Going beyond the carrot and the stick

I keep having to remind myself of the progress I make. Even this five-sharp piece that I wrote beyond my abilities is rapidly moving within the sphere of my abilities. I really am seeing more and more reasons to think that a necessary way to acquire technique is to write things that are one inch beyond one’s abilities. Yes, you need scales and arpeggios, and to learn the standard student rep (Clementi, etc.). Absolutely. But alongside that, I really would encourage anyone who wants to build technique to compose. There are a great deal of technical challenges I would have blanched before as a teenager that I am now just hammering away on, purely because my ear heard it that way and that’s what I had to write down, so I had no choice but to learn how to do it.

Not because a teacher said so or someone else’s music said so, but because my own need to say a definite something demanded that I learn it. Neither carrot nor stick — they are both held before one from the outside. This motivation is internal — I need to say something a certain way because that’s how I’m hearing the music, so I have no choice but to figure out how.

Am I still doubtful when confronting these instances? Yes. Can I still tell that I don’t quite have them down pat yet? Yes. Do I still have to take it to the woodshed to maintain it? Oh, yes.

But it’s there. Endless arps in the right hand, large leaps in the right hand (including one between the first and second triplet in a piece marked 12/8 presto), fiddly stuff, pedal work. Pedal work! I am actually solving problems with the pedal and thinking of it as a sort of 89th key and integral tool instead of just working on the notes and tossing a little obligatory fluidity in there with the pedal to hide problems instead.

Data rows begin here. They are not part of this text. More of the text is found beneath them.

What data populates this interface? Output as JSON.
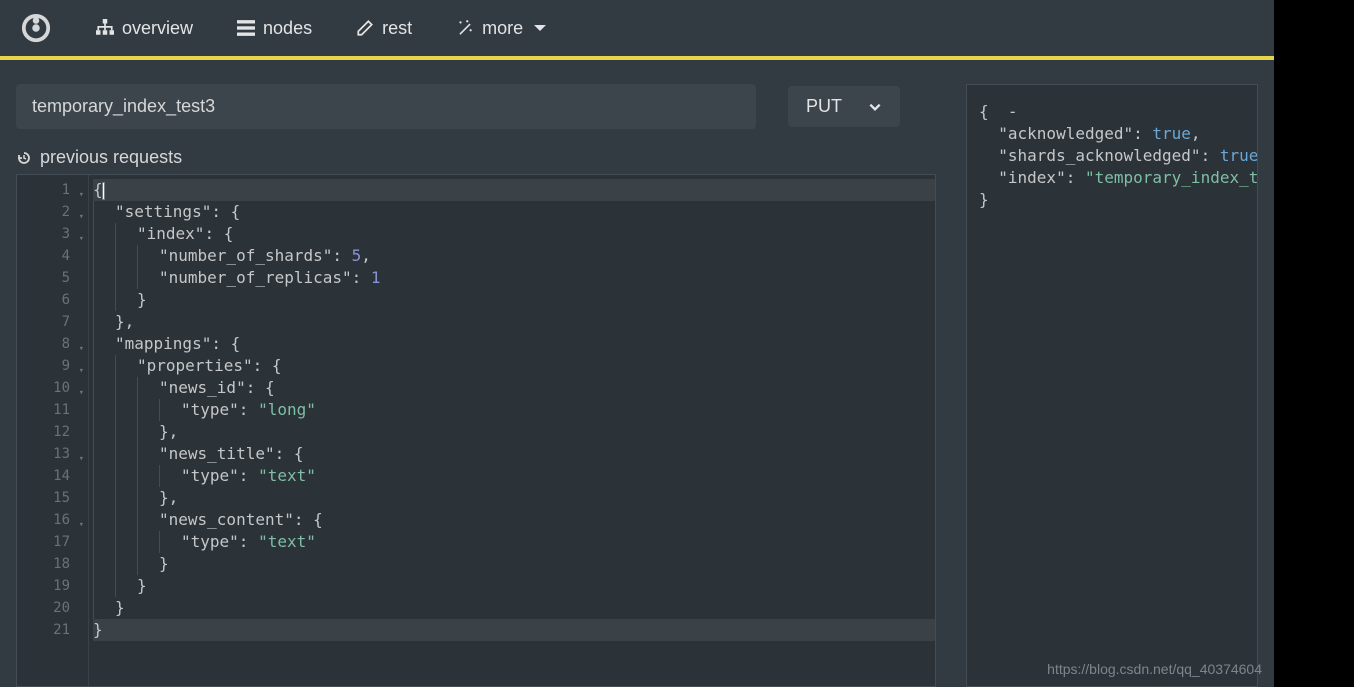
{
  "nav": {
    "overview_label": "overview",
    "nodes_label": "nodes",
    "rest_label": "rest",
    "more_label": "more"
  },
  "request": {
    "path_value": "temporary_index_test3",
    "method_selected": "PUT",
    "previous_label": "previous requests"
  },
  "editor": {
    "lines": [
      {
        "n": 1,
        "fold": true,
        "indent": 0,
        "tokens": [
          {
            "t": "{",
            "c": "punc"
          }
        ],
        "cursor": true
      },
      {
        "n": 2,
        "fold": true,
        "indent": 1,
        "tokens": [
          {
            "t": "\"settings\"",
            "c": "key"
          },
          {
            "t": ": {",
            "c": "punc"
          }
        ]
      },
      {
        "n": 3,
        "fold": true,
        "indent": 2,
        "tokens": [
          {
            "t": "\"index\"",
            "c": "key"
          },
          {
            "t": ": {",
            "c": "punc"
          }
        ]
      },
      {
        "n": 4,
        "fold": false,
        "indent": 3,
        "tokens": [
          {
            "t": "\"number_of_shards\"",
            "c": "key"
          },
          {
            "t": ": ",
            "c": "punc"
          },
          {
            "t": "5",
            "c": "num"
          },
          {
            "t": ",",
            "c": "punc"
          }
        ]
      },
      {
        "n": 5,
        "fold": false,
        "indent": 3,
        "tokens": [
          {
            "t": "\"number_of_replicas\"",
            "c": "key"
          },
          {
            "t": ": ",
            "c": "punc"
          },
          {
            "t": "1",
            "c": "num"
          }
        ]
      },
      {
        "n": 6,
        "fold": false,
        "indent": 2,
        "tokens": [
          {
            "t": "}",
            "c": "punc"
          }
        ]
      },
      {
        "n": 7,
        "fold": false,
        "indent": 1,
        "tokens": [
          {
            "t": "},",
            "c": "punc"
          }
        ]
      },
      {
        "n": 8,
        "fold": true,
        "indent": 1,
        "tokens": [
          {
            "t": "\"mappings\"",
            "c": "key"
          },
          {
            "t": ": {",
            "c": "punc"
          }
        ]
      },
      {
        "n": 9,
        "fold": true,
        "indent": 2,
        "tokens": [
          {
            "t": "\"properties\"",
            "c": "key"
          },
          {
            "t": ": {",
            "c": "punc"
          }
        ]
      },
      {
        "n": 10,
        "fold": true,
        "indent": 3,
        "tokens": [
          {
            "t": "\"news_id\"",
            "c": "key"
          },
          {
            "t": ": {",
            "c": "punc"
          }
        ]
      },
      {
        "n": 11,
        "fold": false,
        "indent": 4,
        "tokens": [
          {
            "t": "\"type\"",
            "c": "key"
          },
          {
            "t": ": ",
            "c": "punc"
          },
          {
            "t": "\"long\"",
            "c": "str"
          }
        ]
      },
      {
        "n": 12,
        "fold": false,
        "indent": 3,
        "tokens": [
          {
            "t": "},",
            "c": "punc"
          }
        ]
      },
      {
        "n": 13,
        "fold": true,
        "indent": 3,
        "tokens": [
          {
            "t": "\"news_title\"",
            "c": "key"
          },
          {
            "t": ": {",
            "c": "punc"
          }
        ]
      },
      {
        "n": 14,
        "fold": false,
        "indent": 4,
        "tokens": [
          {
            "t": "\"type\"",
            "c": "key"
          },
          {
            "t": ": ",
            "c": "punc"
          },
          {
            "t": "\"text\"",
            "c": "str"
          }
        ]
      },
      {
        "n": 15,
        "fold": false,
        "indent": 3,
        "tokens": [
          {
            "t": "},",
            "c": "punc"
          }
        ]
      },
      {
        "n": 16,
        "fold": true,
        "indent": 3,
        "tokens": [
          {
            "t": "\"news_content\"",
            "c": "key"
          },
          {
            "t": ": {",
            "c": "punc"
          }
        ]
      },
      {
        "n": 17,
        "fold": false,
        "indent": 4,
        "tokens": [
          {
            "t": "\"type\"",
            "c": "key"
          },
          {
            "t": ": ",
            "c": "punc"
          },
          {
            "t": "\"text\"",
            "c": "str"
          }
        ]
      },
      {
        "n": 18,
        "fold": false,
        "indent": 3,
        "tokens": [
          {
            "t": "}",
            "c": "punc"
          }
        ]
      },
      {
        "n": 19,
        "fold": false,
        "indent": 2,
        "tokens": [
          {
            "t": "}",
            "c": "punc"
          }
        ]
      },
      {
        "n": 20,
        "fold": false,
        "indent": 1,
        "tokens": [
          {
            "t": "}",
            "c": "punc"
          }
        ]
      },
      {
        "n": 21,
        "fold": false,
        "indent": 0,
        "tokens": [
          {
            "t": "}",
            "c": "punc"
          }
        ],
        "highlight": true
      }
    ]
  },
  "response": {
    "lines": [
      [
        {
          "t": "{  ",
          "c": "punc"
        },
        {
          "t": "-",
          "c": "punc"
        }
      ],
      [
        {
          "t": "  ",
          "c": "punc"
        },
        {
          "t": "\"acknowledged\"",
          "c": "key"
        },
        {
          "t": ": ",
          "c": "punc"
        },
        {
          "t": "true",
          "c": "bool"
        },
        {
          "t": ",",
          "c": "punc"
        }
      ],
      [
        {
          "t": "  ",
          "c": "punc"
        },
        {
          "t": "\"shards_acknowledged\"",
          "c": "key"
        },
        {
          "t": ": ",
          "c": "punc"
        },
        {
          "t": "true",
          "c": "bool"
        }
      ],
      [
        {
          "t": "  ",
          "c": "punc"
        },
        {
          "t": "\"index\"",
          "c": "key"
        },
        {
          "t": ": ",
          "c": "punc"
        },
        {
          "t": "\"temporary_index_t",
          "c": "respstr"
        }
      ],
      [
        {
          "t": "}",
          "c": "punc"
        }
      ]
    ]
  },
  "watermark_text": "https://blog.csdn.net/qq_40374604"
}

I need to figure out where I want this five-sharp thing to head. I’m still flying in a fogbank here, and I need some sort of thing to lock onto on the ground so I know where to come down. I’m finishing this one.